▶ _Problem description_: The response should consist of the data below, copied exactly, with no pictures in it.

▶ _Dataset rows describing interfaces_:
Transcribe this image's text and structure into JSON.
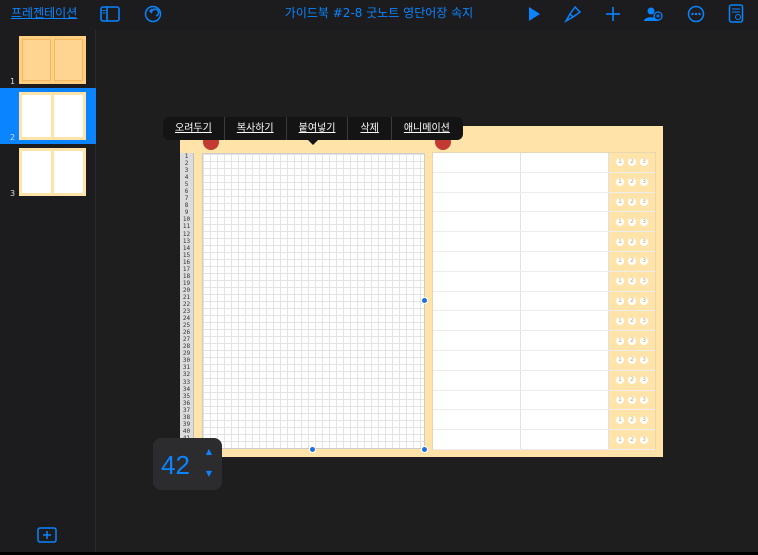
{
  "toolbar": {
    "back_label": "프레젠테이션",
    "title": "가이드북 #2-8 굿노트 영단어장 속지",
    "icons": [
      "sidebar-icon",
      "undo-icon",
      "play-icon",
      "format-brush-icon",
      "add-icon",
      "collaborate-icon",
      "more-icon",
      "document-icon"
    ]
  },
  "sidebar": {
    "slides": [
      {
        "number": "1",
        "selected": false
      },
      {
        "number": "2",
        "selected": true
      },
      {
        "number": "3",
        "selected": false
      }
    ],
    "add_icon": "add-slide-icon"
  },
  "context_menu": {
    "items": [
      "오려두기",
      "복사하기",
      "붙여넣기",
      "삭제",
      "애니메이션"
    ]
  },
  "stepper": {
    "value": "42"
  },
  "ruler_numbers": [
    "1",
    "2",
    "3",
    "4",
    "5",
    "6",
    "7",
    "8",
    "9",
    "10",
    "11",
    "12",
    "13",
    "14",
    "15",
    "16",
    "17",
    "18",
    "19",
    "20",
    "21",
    "22",
    "23",
    "24",
    "25",
    "26",
    "27",
    "28",
    "29",
    "30",
    "31",
    "32",
    "33",
    "34",
    "35",
    "36",
    "37",
    "38",
    "39",
    "40",
    "41",
    "42"
  ],
  "colors": {
    "accent": "#0a84ff",
    "page_tan": "#ffe3a8",
    "marker_red": "#c23a32",
    "selection_handle": "#1e6fe0"
  }
}
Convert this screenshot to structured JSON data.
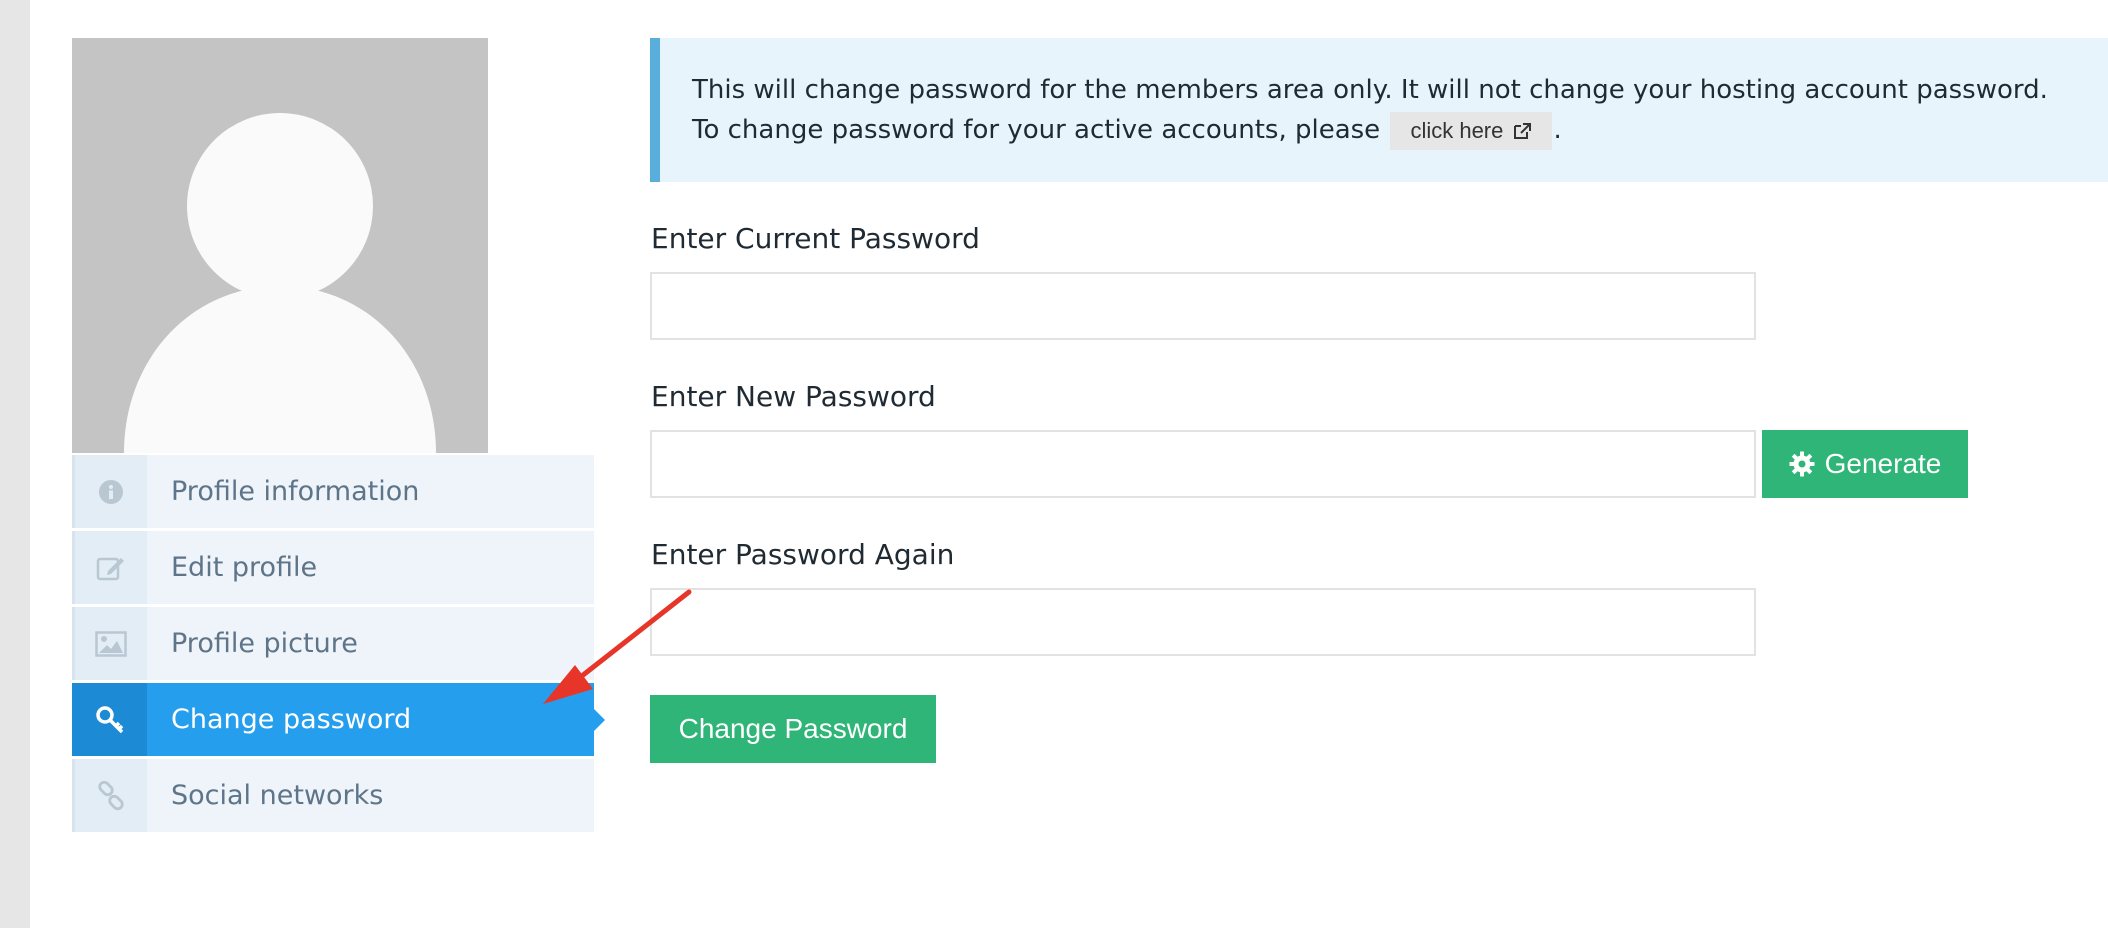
{
  "sidebar": {
    "avatar_alt": "default profile avatar",
    "menu": [
      {
        "label": "Profile information",
        "icon": "info-icon",
        "active": false
      },
      {
        "label": "Edit profile",
        "icon": "edit-icon",
        "active": false
      },
      {
        "label": "Profile picture",
        "icon": "image-icon",
        "active": false
      },
      {
        "label": "Change password",
        "icon": "key-icon",
        "active": true
      },
      {
        "label": "Social networks",
        "icon": "link-icon",
        "active": false
      }
    ]
  },
  "notice": {
    "line1": "This will change password for the members area only. It will not change your hosting account password.",
    "line2_prefix": "To change password for your active accounts, please",
    "link_label": "click here",
    "link_icon": "external-link-icon",
    "line2_suffix": "."
  },
  "form": {
    "current_label": "Enter Current Password",
    "current_value": "",
    "new_label": "Enter New Password",
    "new_value": "",
    "again_label": "Enter Password Again",
    "again_value": "",
    "generate_label": "Generate",
    "generate_icon": "gear-icon",
    "submit_label": "Change Password"
  },
  "colors": {
    "accent_blue": "#259eee",
    "green": "#2fb577",
    "notice_bg": "#e8f4fb",
    "notice_border": "#5aaedc",
    "annotation_arrow": "#e8352a"
  }
}
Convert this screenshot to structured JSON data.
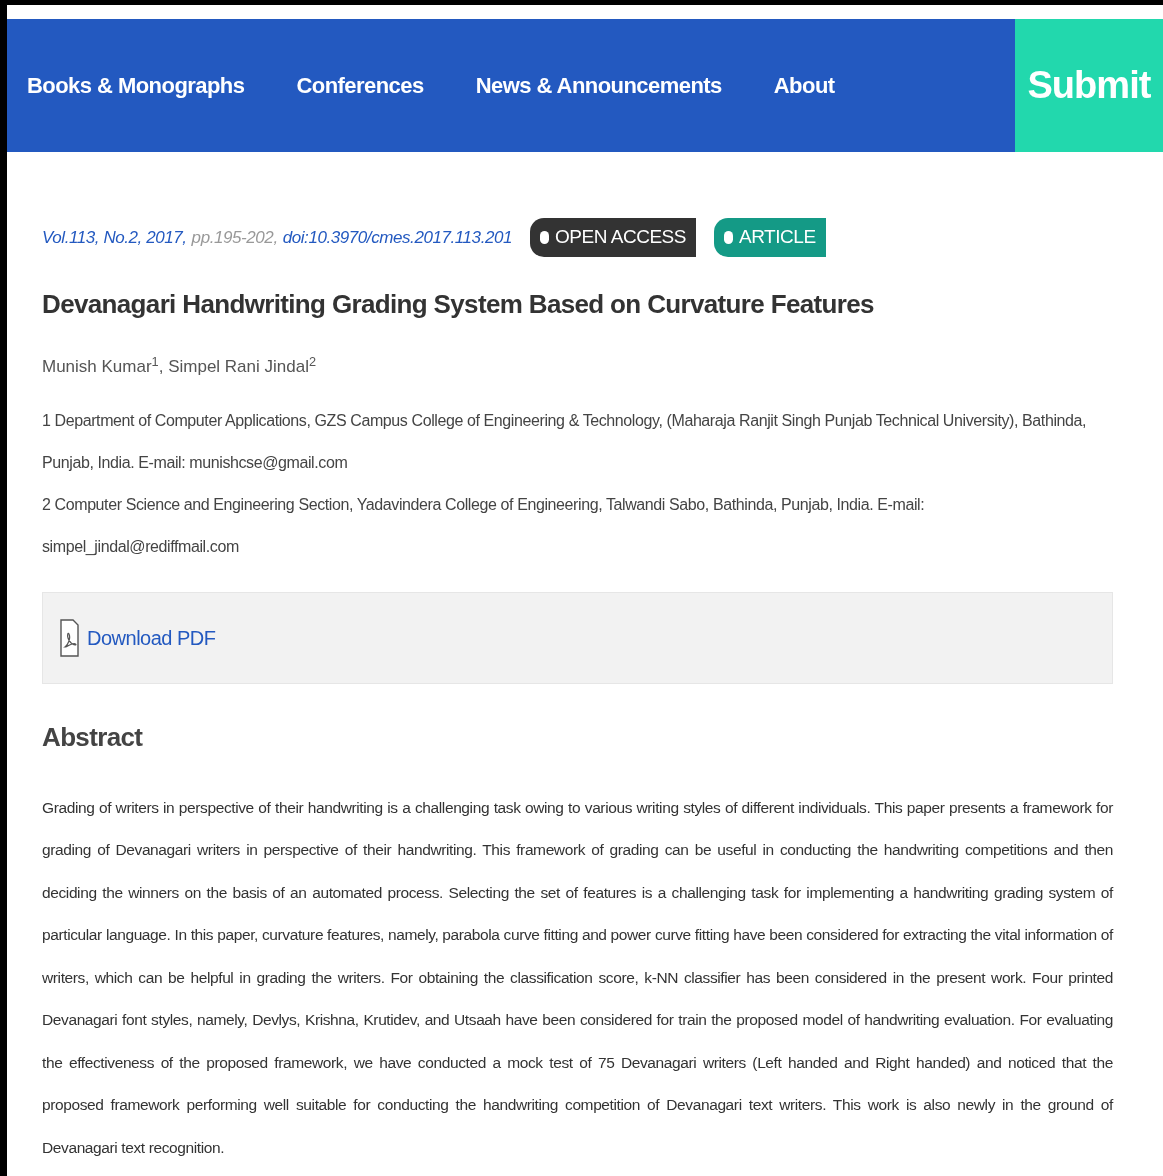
{
  "nav": {
    "items": [
      "Books & Monographs",
      "Conferences",
      "News & Announcements",
      "About"
    ],
    "submit": "Submit"
  },
  "citation": [
    {
      "text": "Vol.113, No.2, 2017,",
      "kind": "link"
    },
    {
      "text": "pp.195-202,",
      "kind": "plain"
    },
    {
      "text": "doi:10.3970/cmes.2017.113.201",
      "kind": "link"
    }
  ],
  "badges": [
    {
      "label": "OPEN ACCESS",
      "color": "#333333"
    },
    {
      "label": "ARTICLE",
      "color": "#149a86"
    }
  ],
  "title": "Devanagari Handwriting Grading System Based on Curvature Features",
  "authors": "Munish Kumar$^{1}$, Simpel Rani Jindal$^{2}$",
  "affiliations": [
    "1 Department of Computer Applications, GZS Campus College of Engineering & Technology, (Maharaja Ranjit Singh Punjab Technical University), Bathinda, Punjab, India. E-mail: munishcse@gmail.com",
    "2 Computer Science and Engineering Section, Yadavindera College of Engineering, Talwandi Sabo, Bathinda, Punjab, India. E-mail: simpel_jindal@rediffmail.com"
  ],
  "download": "Download PDF",
  "abstract": {
    "heading": "Abstract",
    "text": "Grading of writers in perspective of their handwriting is a challenging task owing to various writing styles of different individuals. This paper presents a framework for grading of Devanagari writers in perspective of their handwriting. This framework of grading can be useful in conducting the handwriting competitions and then deciding the winners on the basis of an automated process. Selecting the set of features is a challenging task for implementing a handwriting grading system of particular language. In this paper, curvature features, namely, parabola curve fitting and power curve fitting have been considered for extracting the vital information of writers, which can be helpful in grading the writers. For obtaining the classification score, k-NN classifier has been considered in the present work. Four printed Devanagari font styles, namely, Devlys, Krishna, Krutidev, and Utsaah have been considered for train the proposed model of handwriting evaluation. For evaluating the effectiveness of the proposed framework, we have conducted a mock test of 75 Devanagari writers (Left handed and Right handed) and noticed that the proposed framework performing well suitable for conducting the handwriting competition of Devanagari text writers. This work is also newly in the ground of Devanagari text recognition."
  }
}
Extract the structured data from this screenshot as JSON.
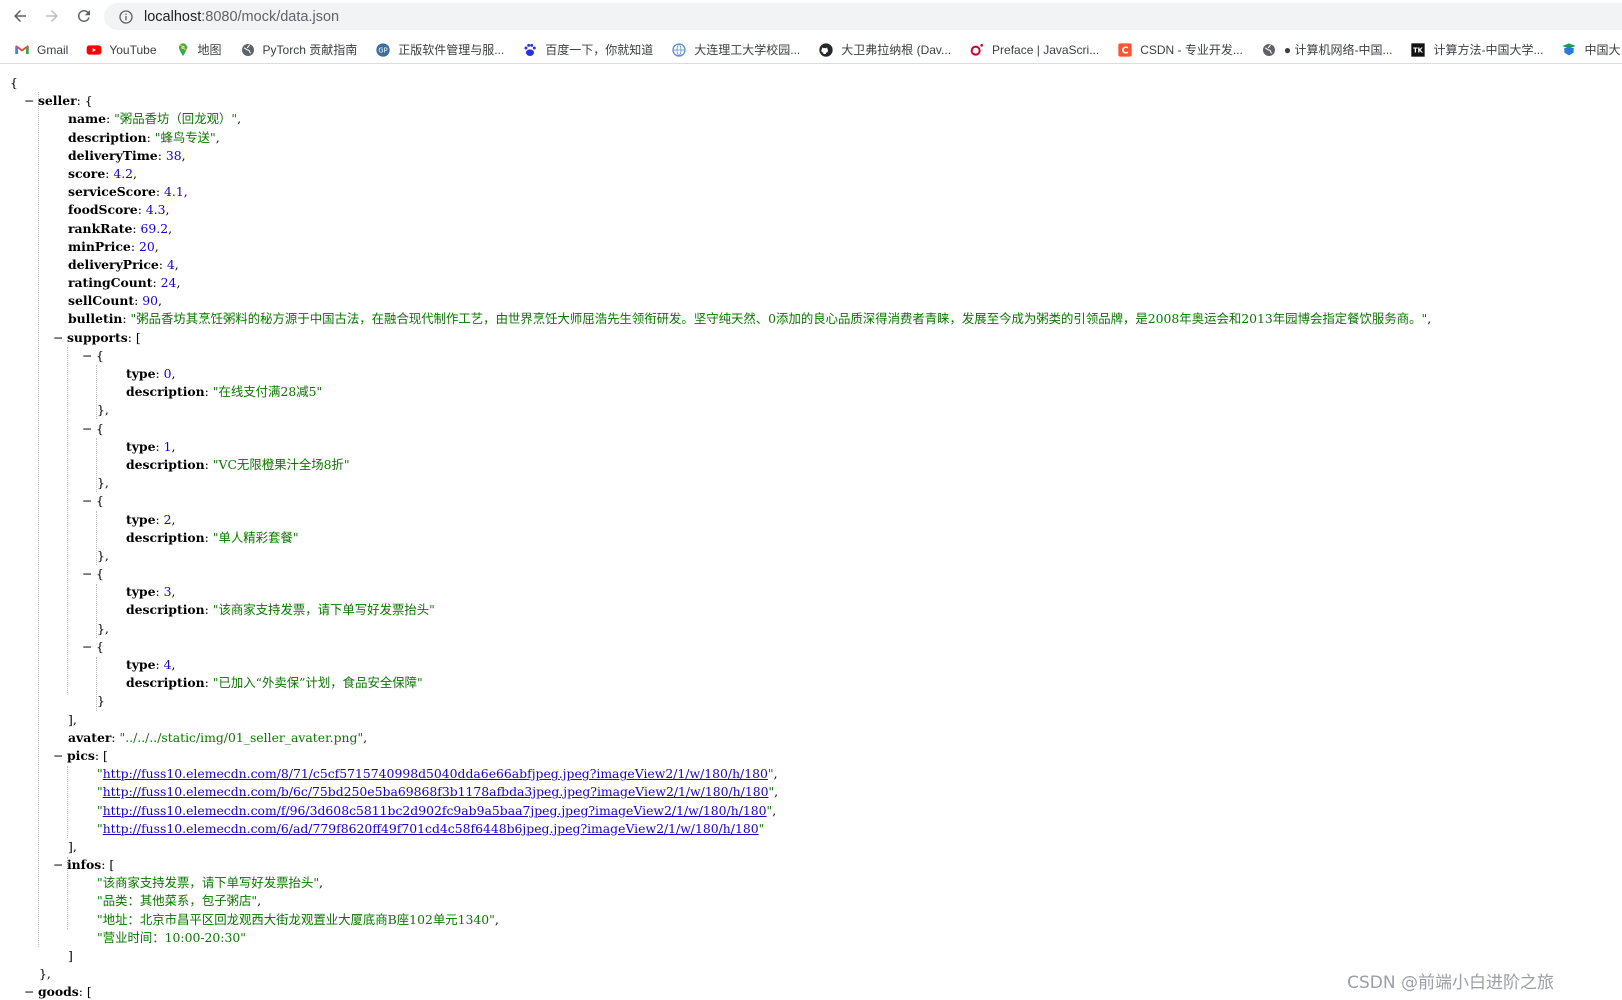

▶ _Exercise result_:
Transcribe this image's text and structure into JSON.
{
  "toolbar": {
    "back_label": "프레젠테이션",
    "title": "가이드북 #2-8 굿노트 영단어장 속지",
    "icons": [
      "sidebar-icon",
      "undo-icon",
      "play-icon",
      "format-brush-icon",
      "add-icon",
      "collaborate-icon",
      "more-icon",
      "document-icon"
    ]
  },
  "sidebar": {
    "slides": [
      {
        "number": "1",
        "selected": false
      },
      {
        "number": "2",
        "selected": true
      },
      {
        "number": "3",
        "selected": false
      }
    ],
    "add_icon": "add-slide-icon"
  },
  "context_menu": {
    "items": [
      "오려두기",
      "복사하기",
      "붙여넣기",
      "삭제",
      "애니메이션"
    ]
  },
  "stepper": {
    "value": "42"
  },
  "ruler_numbers": [
    "1",
    "2",
    "3",
    "4",
    "5",
    "6",
    "7",
    "8",
    "9",
    "10",
    "11",
    "12",
    "13",
    "14",
    "15",
    "16",
    "17",
    "18",
    "19",
    "20",
    "21",
    "22",
    "23",
    "24",
    "25",
    "26",
    "27",
    "28",
    "29",
    "30",
    "31",
    "32",
    "33",
    "34",
    "35",
    "36",
    "37",
    "38",
    "39",
    "40",
    "41",
    "42"
  ],
  "colors": {
    "accent": "#0a84ff",
    "page_tan": "#ffe3a8",
    "marker_red": "#c23a32",
    "selection_handle": "#1e6fe0"
  }
}
Convert this screenshot to structured JSON data.
{
  "sidebar": {
    "avatar_alt": "default profile avatar",
    "menu": [
      {
        "label": "Profile information",
        "icon": "info-icon",
        "active": false
      },
      {
        "label": "Edit profile",
        "icon": "edit-icon",
        "active": false
      },
      {
        "label": "Profile picture",
        "icon": "image-icon",
        "active": false
      },
      {
        "label": "Change password",
        "icon": "key-icon",
        "active": true
      },
      {
        "label": "Social networks",
        "icon": "link-icon",
        "active": false
      }
    ]
  },
  "notice": {
    "line1": "This will change password for the members area only. It will not change your hosting account password.",
    "line2_prefix": "To change password for your active accounts, please",
    "link_label": "click here",
    "link_icon": "external-link-icon",
    "line2_suffix": "."
  },
  "form": {
    "current_label": "Enter Current Password",
    "current_value": "",
    "new_label": "Enter New Password",
    "new_value": "",
    "again_label": "Enter Password Again",
    "again_value": "",
    "generate_label": "Generate",
    "generate_icon": "gear-icon",
    "submit_label": "Change Password"
  },
  "colors": {
    "accent_blue": "#259eee",
    "green": "#2fb577",
    "notice_bg": "#e8f4fb",
    "notice_border": "#5aaedc",
    "annotation_arrow": "#e8352a"
  }
}
Convert this screenshot to structured JSON data.
{
  "nav": {
    "items": [
      "Books & Monographs",
      "Conferences",
      "News & Announcements",
      "About"
    ],
    "submit": "Submit"
  },
  "citation": [
    {
      "text": "Vol.113, No.2, 2017,",
      "kind": "link"
    },
    {
      "text": "pp.195-202,",
      "kind": "plain"
    },
    {
      "text": "doi:10.3970/cmes.2017.113.201",
      "kind": "link"
    }
  ],
  "badges": [
    {
      "label": "OPEN ACCESS",
      "color": "#333333"
    },
    {
      "label": "ARTICLE",
      "color": "#149a86"
    }
  ],
  "title": "Devanagari Handwriting Grading System Based on Curvature Features",
  "authors": "Munish Kumar$^{1}$, Simpel Rani Jindal$^{2}$",
  "affiliations": [
    "1 Department of Computer Applications, GZS Campus College of Engineering & Technology, (Maharaja Ranjit Singh Punjab Technical University), Bathinda, Punjab, India. E-mail: munishcse@gmail.com",
    "2 Computer Science and Engineering Section, Yadavindera College of Engineering, Talwandi Sabo, Bathinda, Punjab, India. E-mail: simpel_jindal@rediffmail.com"
  ],
  "download": "Download PDF",
  "abstract": {
    "heading": "Abstract",
    "text": "Grading of writers in perspective of their handwriting is a challenging task owing to various writing styles of different individuals. This paper presents a framework for grading of Devanagari writers in perspective of their handwriting. This framework of grading can be useful in conducting the handwriting competitions and then deciding the winners on the basis of an automated process. Selecting the set of features is a challenging task for implementing a handwriting grading system of particular language. In this paper, curvature features, namely, parabola curve fitting and power curve fitting have been considered for extracting the vital information of writers, which can be helpful in grading the writers. For obtaining the classification score, k-NN classifier has been considered in the present work. Four printed Devanagari font styles, namely, Devlys, Krishna, Krutidev, and Utsaah have been considered for train the proposed model of handwriting evaluation. For evaluating the effectiveness of the proposed framework, we have conducted a mock test of 75 Devanagari writers (Left handed and Right handed) and noticed that the proposed framework performing well suitable for conducting the handwriting competition of Devanagari text writers. This work is also newly in the ground of Devanagari text recognition."
  }
}
Extract the structured data from this screenshot as JSON.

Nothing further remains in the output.